How To Practice the Clean Slate Meditation

Clean slate
The clean slate meditation is a simple beginner's meditation with great stress management benefits. Justin Horrocks/E+/Getty Images

Meditation brings fantastic benefits for health, wellbeing, and stress management. Unfortunately, many people don't try meditation because they feel it may be too complicated, or they fear they're not 'doing it right'. Here's a meditation technique (a form of vipassana/insight meditation) that's so simple a child can easily learn it, and it can be practiced anywhere. Use it as method to learning meditation, or as an addition to your existing repertoire of meditation techniques.

Here's how this simple meditation works:

Difficulty: Easy

Time Required: 5 to 45 Minutes

Here's How:

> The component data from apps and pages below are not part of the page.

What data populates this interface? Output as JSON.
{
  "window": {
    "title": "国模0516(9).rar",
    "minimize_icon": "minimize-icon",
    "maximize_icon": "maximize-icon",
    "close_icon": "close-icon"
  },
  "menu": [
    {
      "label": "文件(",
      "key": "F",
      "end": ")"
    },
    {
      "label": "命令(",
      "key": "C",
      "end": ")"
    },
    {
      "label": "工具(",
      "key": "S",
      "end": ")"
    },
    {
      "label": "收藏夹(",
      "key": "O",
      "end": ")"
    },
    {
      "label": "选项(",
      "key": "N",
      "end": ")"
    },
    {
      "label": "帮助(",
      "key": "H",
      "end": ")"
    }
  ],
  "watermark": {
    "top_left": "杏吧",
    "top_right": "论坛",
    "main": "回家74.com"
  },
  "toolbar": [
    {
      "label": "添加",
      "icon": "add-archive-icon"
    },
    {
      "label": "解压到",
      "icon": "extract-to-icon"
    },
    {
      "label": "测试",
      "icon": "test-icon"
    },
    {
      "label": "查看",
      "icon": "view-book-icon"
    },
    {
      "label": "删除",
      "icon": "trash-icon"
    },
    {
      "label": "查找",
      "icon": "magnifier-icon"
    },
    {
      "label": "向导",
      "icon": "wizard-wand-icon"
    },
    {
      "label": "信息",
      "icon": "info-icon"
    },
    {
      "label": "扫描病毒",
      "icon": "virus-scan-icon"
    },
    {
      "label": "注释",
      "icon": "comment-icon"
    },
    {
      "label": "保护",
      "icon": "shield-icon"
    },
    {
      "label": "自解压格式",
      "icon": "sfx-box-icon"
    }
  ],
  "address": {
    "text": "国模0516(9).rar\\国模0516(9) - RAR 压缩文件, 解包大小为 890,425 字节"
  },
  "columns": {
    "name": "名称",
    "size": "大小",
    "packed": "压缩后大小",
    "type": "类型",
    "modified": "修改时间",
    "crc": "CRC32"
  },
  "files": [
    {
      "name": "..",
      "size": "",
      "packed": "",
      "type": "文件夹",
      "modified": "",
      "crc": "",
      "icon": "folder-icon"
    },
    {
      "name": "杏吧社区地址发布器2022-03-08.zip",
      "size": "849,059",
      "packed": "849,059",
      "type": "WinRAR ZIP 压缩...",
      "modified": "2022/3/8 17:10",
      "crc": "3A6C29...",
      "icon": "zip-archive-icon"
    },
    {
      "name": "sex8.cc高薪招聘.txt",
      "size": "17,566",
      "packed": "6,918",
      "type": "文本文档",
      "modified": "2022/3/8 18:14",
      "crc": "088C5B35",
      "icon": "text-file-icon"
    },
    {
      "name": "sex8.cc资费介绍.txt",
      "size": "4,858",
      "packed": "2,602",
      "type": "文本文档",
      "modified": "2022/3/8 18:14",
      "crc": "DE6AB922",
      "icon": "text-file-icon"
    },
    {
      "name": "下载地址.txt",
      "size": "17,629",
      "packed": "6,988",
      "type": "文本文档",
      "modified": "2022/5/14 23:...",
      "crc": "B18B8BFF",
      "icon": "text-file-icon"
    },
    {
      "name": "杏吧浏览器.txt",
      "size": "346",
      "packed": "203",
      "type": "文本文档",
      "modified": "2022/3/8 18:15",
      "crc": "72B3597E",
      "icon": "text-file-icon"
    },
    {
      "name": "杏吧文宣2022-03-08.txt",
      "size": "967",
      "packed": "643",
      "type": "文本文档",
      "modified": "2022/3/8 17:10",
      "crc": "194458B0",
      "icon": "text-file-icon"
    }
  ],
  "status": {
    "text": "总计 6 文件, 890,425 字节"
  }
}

  1. Find a comfortable place to sit or lie down. (The position doesn't matter, just as long as you're comfortable enough to relax, but not so comfortable that you easily fall asleep.) Be sure you have a few free minutes, and set a timer or an alarm if you need to be finished at a certain time. (Many people find that cell phone timers work great for this purpose.)
  2. Breathe deeply from your belly, relax your shoulders, and spend a moment letting the tension in your body escape through your breath. (This breathing meditation can help if you're having trouble relaxing.) Then, imagine a blank slate in your mind. Just envision pure whiteness. (You may leave your eyes open, but most people prefer to close their eyes.)
  3. As thoughts, feelings or images come into mind--and they likely will--imagine wiping them away and 'cleaning the slate' again. Repeat this each time a thought, feeling or impression comes to mind; simply wipe the slate clean and return to a mental image of pure white.
  1. Keep breathing, keep relaxing, and keep maintaining your clean slate until your timer goes off. Take another moment, and return to your day feeling more relaxed and refreshed.


  1. If you're a beginner, start out with short meditations--5 or 10 minutes--and increase their length as you go. Remember, with meditation, repetition counts, so it's more important to maintain a consistent practice than lengthy sessions. Daily 5-minute meditations are more beneficial than one 40-minute meditation once a week (though both scenarios have their benefits).
  1. If you're more practiced at meditation and can maintain regular, longer sessions, try it! Regular meditation brings many long-term benefits. (Read about the benefits of meditation here.)
  2. This is an excellent meditation for children. If you talk a child through the instructions, they can develop a meditation practice that can help with the stresses of childhood as well as the stress of the challenges they will face as adults. (It can also be helpful for sleep!)

What You Need:

  • A quiet place
  • A timer
  • A few free minutes